This is the first birthday of mine without my grandma with us, and this realization dawned on me on my drive home from work last week. Needless to say, I teared up. My grandma was *on it* with birthday cards – she never missed a beat with getting them into the mail OR to someone to deliver it to you. The $10 to $20 she stuffed in the card was always appreciated – she knew that cake and cash (ok, and the occasional piece of depression glass from her collection) was the best gift.
I cannot emphasize enough how nostalgic and special this combination is for me. So much so, I splurged this year, and bought myself a new Fat Daddio’s 10″ tub pan. Because you know, this cake is a tradition, so it’ll get good use for years to come. Fat Daddio’s pans truly are the best I’ve used! However, thrift stores always have several tube pans, so purchasing a used on is an option as well – just make sure it is NOT non-stick.
This recipe is directly from the Farm Journal’s Country Cookbook, lovingly photocopied from my mom. It’s a classic recipe, and I added in flour and sugar weights because….they are more accurate. When prepping the pan, do not grease it – this will prevent the cake form rising in the pan as it bakes. If you do not have a removeable bottom tube pan, I like to cut a circle of parchment for extra release insurance, but go ahead and live on the wild side if you want.
Cooling the cake upside down (on a glass Heinz ketchup bottle like my grandma did) is traditional, but I am not sure if it really makes a difference. I do it, because what other cake can you cool upside down? It’s one of those quirky things about it that I love.
Tradition in my family is to serve slices of the cake in a bowl, with really juicy macerated strawberries and a scoop of vanilla ice cream, but the cake is tasty all on it’s own. The lemon icing on top adds a nice zing and crunch, but again, optional.
Happy summer, fellow spring and summer birthday folks!
Angel Food Cake
- 1 1/4 cup (169g) Cake Flour
- 1 3/4 cup (350g) Sugar Divided into 1 cup (200g) and 3/4 cup (150g) portions
- 1 1/2 cups Egg Whites Room Temp
- 1 1/2 tsp Cream of Tartar
- 1/4 tsp Fine Sea Salt
- 1 tsp Vanilla Extract
- Preheat oven to 375F, with a rack in the center of the oven. If using a tub pan without removeable bottom, cut a piece of circular parchment to fit the bottom of the pan.
- In a large bowl, sift the cake flour and 150g of sugar together. Repeat one more time, for a total of two siftings. Set aside.

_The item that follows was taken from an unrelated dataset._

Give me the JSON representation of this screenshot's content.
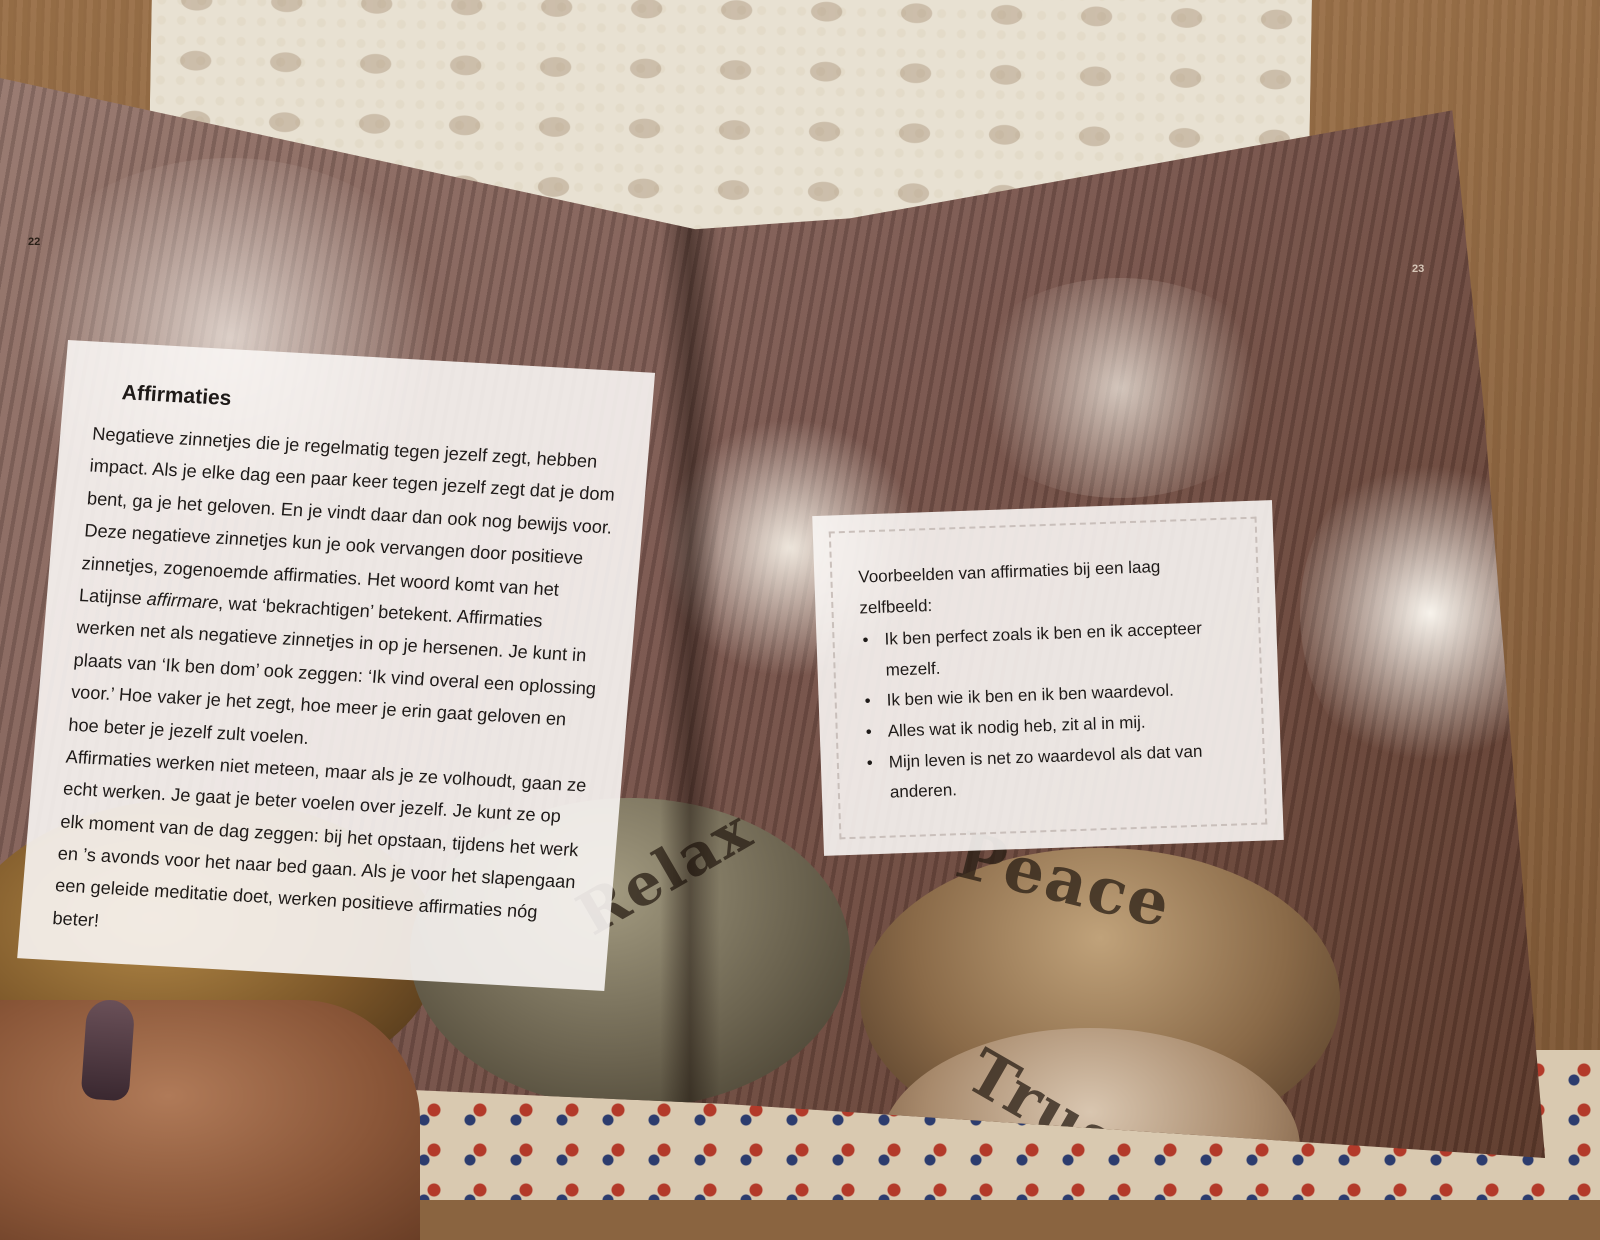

- In the bowl of a stand mixer or a large bowl to accomodate a hand beater, beat the egg whites and cream of tartar on medium until foamy. Then add the 200g of sugar, 2 TB at a time, until a soft meringue forms. Beat the meringue on high to stiff, but not dry, peaks. If you beat too much, a dry meringue will make folding the flour/sugar mixture in difficult.
- Add the vanilla, and then stop beating.
- Sprinkle 1/3 of the sifted flour/sugar over the meringue, and fold until combined, working swiftly and confidently. Repeat with another 1/3, and then the last 1/3.
- Gently pour the batter into the tube pan. Level the batter out, and then run a butter knife or offset spatula through the middle circumference to eliminate any large air bubbles. Run your thumb around the outer edge of the cake batter.
- Bake for 35-40 minutes, until the cake is golden brown and firm-springy to the touch. Remove from the oven, and cool upside down. The cake won't fall out, so don't worry!
- Once completely cool, run a offset spatula around the outer and inner portion of the tube pan, and release the cake onto the desired serving platter.
- To ice, mix powdered sugar and lemon juice to a drizzling consistency. Pour over cake. Shower over sprinkles. Cake will keep well-wrapped at room temperature for up to 4-5 days.